======== RECORD EXTRACTS ========

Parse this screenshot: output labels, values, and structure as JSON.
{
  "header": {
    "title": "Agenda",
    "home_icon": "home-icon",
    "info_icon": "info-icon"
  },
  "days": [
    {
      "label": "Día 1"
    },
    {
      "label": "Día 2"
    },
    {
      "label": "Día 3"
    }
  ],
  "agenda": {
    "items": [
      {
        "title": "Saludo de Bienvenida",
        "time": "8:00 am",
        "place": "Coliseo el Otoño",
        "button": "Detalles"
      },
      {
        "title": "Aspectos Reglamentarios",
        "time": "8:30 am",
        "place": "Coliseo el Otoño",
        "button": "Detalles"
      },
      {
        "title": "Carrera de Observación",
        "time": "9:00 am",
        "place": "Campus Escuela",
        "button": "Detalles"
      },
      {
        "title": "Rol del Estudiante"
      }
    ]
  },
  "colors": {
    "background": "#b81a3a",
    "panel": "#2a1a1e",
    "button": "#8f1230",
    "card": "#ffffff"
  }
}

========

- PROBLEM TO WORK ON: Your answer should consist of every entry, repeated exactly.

- RESPONSE FOR THIS EXERCISE:
Parse this screenshot: output labels, values, and structure as JSON.
{
  "header": {
    "title": "Agenda",
    "home_icon": "home-icon",
    "info_icon": "info-icon"
  },
  "days": [
    {
      "label": "Día 1"
    },
    {
      "label": "Día 2"
    },
    {
      "label": "Día 3"
    }
  ],
  "agenda": {
    "items": [
      {
        "title": "Saludo de Bienvenida",
        "time": "8:00 am",
        "place": "Coliseo el Otoño",
        "button": "Detalles"
      },
      {
        "title": "Aspectos Reglamentarios",
        "time": "8:30 am",
        "place": "Coliseo el Otoño",
        "button": "Detalles"
      },
      {
        "title": "Carrera de Observación",
        "time": "9:00 am",
        "place": "Campus Escuela",
        "button": "Detalles"
      },
      {
        "title": "Rol del Estudiante"
      }
    ]
  },
  "colors": {
    "background": "#b81a3a",
    "panel": "#2a1a1e",
    "button": "#8f1230",
    "card": "#ffffff"
  }
}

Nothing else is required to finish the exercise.